=== Begin Enclosure ===
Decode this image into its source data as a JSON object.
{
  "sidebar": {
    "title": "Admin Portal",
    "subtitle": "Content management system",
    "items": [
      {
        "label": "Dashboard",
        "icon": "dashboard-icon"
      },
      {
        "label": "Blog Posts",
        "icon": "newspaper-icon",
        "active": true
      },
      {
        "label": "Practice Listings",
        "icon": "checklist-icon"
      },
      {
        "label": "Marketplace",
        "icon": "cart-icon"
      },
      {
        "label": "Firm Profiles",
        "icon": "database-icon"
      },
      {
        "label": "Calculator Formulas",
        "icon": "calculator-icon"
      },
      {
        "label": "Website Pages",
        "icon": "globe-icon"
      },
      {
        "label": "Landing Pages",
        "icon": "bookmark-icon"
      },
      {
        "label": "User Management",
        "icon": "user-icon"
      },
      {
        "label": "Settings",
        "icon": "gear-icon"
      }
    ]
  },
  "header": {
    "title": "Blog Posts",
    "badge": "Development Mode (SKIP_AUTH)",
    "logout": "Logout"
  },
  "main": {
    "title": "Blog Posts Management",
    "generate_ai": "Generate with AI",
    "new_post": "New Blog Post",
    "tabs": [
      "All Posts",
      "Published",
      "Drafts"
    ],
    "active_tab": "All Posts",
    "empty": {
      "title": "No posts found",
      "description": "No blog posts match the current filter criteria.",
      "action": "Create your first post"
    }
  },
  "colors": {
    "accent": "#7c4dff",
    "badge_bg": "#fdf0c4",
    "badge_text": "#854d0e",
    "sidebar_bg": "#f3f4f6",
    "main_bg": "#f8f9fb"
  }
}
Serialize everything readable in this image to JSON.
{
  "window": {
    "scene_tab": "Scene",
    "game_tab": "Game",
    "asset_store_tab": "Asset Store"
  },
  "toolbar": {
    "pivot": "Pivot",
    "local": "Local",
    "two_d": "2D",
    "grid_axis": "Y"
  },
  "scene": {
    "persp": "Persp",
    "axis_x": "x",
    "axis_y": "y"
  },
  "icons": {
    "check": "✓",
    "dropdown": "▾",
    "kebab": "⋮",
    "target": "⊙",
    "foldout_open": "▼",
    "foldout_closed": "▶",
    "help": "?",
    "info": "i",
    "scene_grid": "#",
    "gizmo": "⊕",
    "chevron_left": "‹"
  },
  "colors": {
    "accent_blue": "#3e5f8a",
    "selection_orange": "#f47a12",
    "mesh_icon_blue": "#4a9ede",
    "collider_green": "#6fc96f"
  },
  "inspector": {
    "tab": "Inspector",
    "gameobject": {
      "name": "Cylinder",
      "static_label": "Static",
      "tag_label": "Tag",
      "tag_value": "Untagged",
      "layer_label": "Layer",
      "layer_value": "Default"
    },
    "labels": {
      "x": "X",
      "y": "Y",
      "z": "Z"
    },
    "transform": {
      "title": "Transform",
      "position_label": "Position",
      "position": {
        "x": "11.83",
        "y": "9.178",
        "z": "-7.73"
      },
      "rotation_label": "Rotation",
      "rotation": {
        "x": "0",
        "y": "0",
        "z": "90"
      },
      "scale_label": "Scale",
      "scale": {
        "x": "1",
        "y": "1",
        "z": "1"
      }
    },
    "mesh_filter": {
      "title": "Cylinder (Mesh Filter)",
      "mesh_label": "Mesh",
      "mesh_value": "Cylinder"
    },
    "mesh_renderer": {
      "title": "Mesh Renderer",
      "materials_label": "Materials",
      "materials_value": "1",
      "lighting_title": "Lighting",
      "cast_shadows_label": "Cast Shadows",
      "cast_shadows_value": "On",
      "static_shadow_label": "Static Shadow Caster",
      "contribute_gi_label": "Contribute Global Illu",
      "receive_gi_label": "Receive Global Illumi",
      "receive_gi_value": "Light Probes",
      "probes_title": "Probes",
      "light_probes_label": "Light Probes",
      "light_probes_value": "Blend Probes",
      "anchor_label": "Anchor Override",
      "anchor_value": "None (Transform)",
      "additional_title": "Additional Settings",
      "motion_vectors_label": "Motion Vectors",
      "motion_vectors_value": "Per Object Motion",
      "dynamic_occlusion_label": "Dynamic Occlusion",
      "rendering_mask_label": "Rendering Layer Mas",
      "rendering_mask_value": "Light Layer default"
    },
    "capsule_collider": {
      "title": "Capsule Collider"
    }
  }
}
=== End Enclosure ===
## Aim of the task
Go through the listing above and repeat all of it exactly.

## Answer box
Decode this image into its source data as a JSON object.
{
  "sidebar": {
    "title": "Admin Portal",
    "subtitle": "Content management system",
    "items": [
      {
        "label": "Dashboard",
        "icon": "dashboard-icon"
      },
      {
        "label": "Blog Posts",
        "icon": "newspaper-icon",
        "active": true
      },
      {
        "label": "Practice Listings",
        "icon": "checklist-icon"
      },
      {
        "label": "Marketplace",
        "icon": "cart-icon"
      },
      {
        "label": "Firm Profiles",
        "icon": "database-icon"
      },
      {
        "label": "Calculator Formulas",
        "icon": "calculator-icon"
      },
      {
        "label": "Website Pages",
        "icon": "globe-icon"
      },
      {
        "label": "Landing Pages",
        "icon": "bookmark-icon"
      },
      {
        "label": "User Management",
        "icon": "user-icon"
      },
      {
        "label": "Settings",
        "icon": "gear-icon"
      }
    ]
  },
  "header": {
    "title": "Blog Posts",
    "badge": "Development Mode (SKIP_AUTH)",
    "logout": "Logout"
  },
  "main": {
    "title": "Blog Posts Management",
    "generate_ai": "Generate with AI",
    "new_post": "New Blog Post",
    "tabs": [
      "All Posts",
      "Published",
      "Drafts"
    ],
    "active_tab": "All Posts",
    "empty": {
      "title": "No posts found",
      "description": "No blog posts match the current filter criteria.",
      "action": "Create your first post"
    }
  },
  "colors": {
    "accent": "#7c4dff",
    "badge_bg": "#fdf0c4",
    "badge_text": "#854d0e",
    "sidebar_bg": "#f3f4f6",
    "main_bg": "#f8f9fb"
  }
}
Serialize everything readable in this image to JSON.
{
  "window": {
    "scene_tab": "Scene",
    "game_tab": "Game",
    "asset_store_tab": "Asset Store"
  },
  "toolbar": {
    "pivot": "Pivot",
    "local": "Local",
    "two_d": "2D",
    "grid_axis": "Y"
  },
  "scene": {
    "persp": "Persp",
    "axis_x": "x",
    "axis_y": "y"
  },
  "icons": {
    "check": "✓",
    "dropdown": "▾",
    "kebab": "⋮",
    "target": "⊙",
    "foldout_open": "▼",
    "foldout_closed": "▶",
    "help": "?",
    "info": "i",
    "scene_grid": "#",
    "gizmo": "⊕",
    "chevron_left": "‹"
  },
  "colors": {
    "accent_blue": "#3e5f8a",
    "selection_orange": "#f47a12",
    "mesh_icon_blue": "#4a9ede",
    "collider_green": "#6fc96f"
  },
  "inspector": {
    "tab": "Inspector",
    "gameobject": {
      "name": "Cylinder",
      "static_label": "Static",
      "tag_label": "Tag",
      "tag_value": "Untagged",
      "layer_label": "Layer",
      "layer_value": "Default"
    },
    "labels": {
      "x": "X",
      "y": "Y",
      "z": "Z"
    },
    "transform": {
      "title": "Transform",
      "position_label": "Position",
      "position": {
        "x": "11.83",
        "y": "9.178",
        "z": "-7.73"
      },
      "rotation_label": "Rotation",
      "rotation": {
        "x": "0",
        "y": "0",
        "z": "90"
      },
      "scale_label": "Scale",
      "scale": {
        "x": "1",
        "y": "1",
        "z": "1"
      }
    },
    "mesh_filter": {
      "title": "Cylinder (Mesh Filter)",
      "mesh_label": "Mesh",
      "mesh_value": "Cylinder"
    },
    "mesh_renderer": {
      "title": "Mesh Renderer",
      "materials_label": "Materials",
      "materials_value": "1",
      "lighting_title": "Lighting",
      "cast_shadows_label": "Cast Shadows",
      "cast_shadows_value": "On",
      "static_shadow_label": "Static Shadow Caster",
      "contribute_gi_label": "Contribute Global Illu",
      "receive_gi_label": "Receive Global Illumi",
      "receive_gi_value": "Light Probes",
      "probes_title": "Probes",
      "light_probes_label": "Light Probes",
      "light_probes_value": "Blend Probes",
      "anchor_label": "Anchor Override",
      "anchor_value": "None (Transform)",
      "additional_title": "Additional Settings",
      "motion_vectors_label": "Motion Vectors",
      "motion_vectors_value": "Per Object Motion",
      "dynamic_occlusion_label": "Dynamic Occlusion",
      "rendering_mask_label": "Rendering Layer Mas",
      "rendering_mask_value": "Light Layer default"
    },
    "capsule_collider": {
      "title": "Capsule Collider"
    }
  }
}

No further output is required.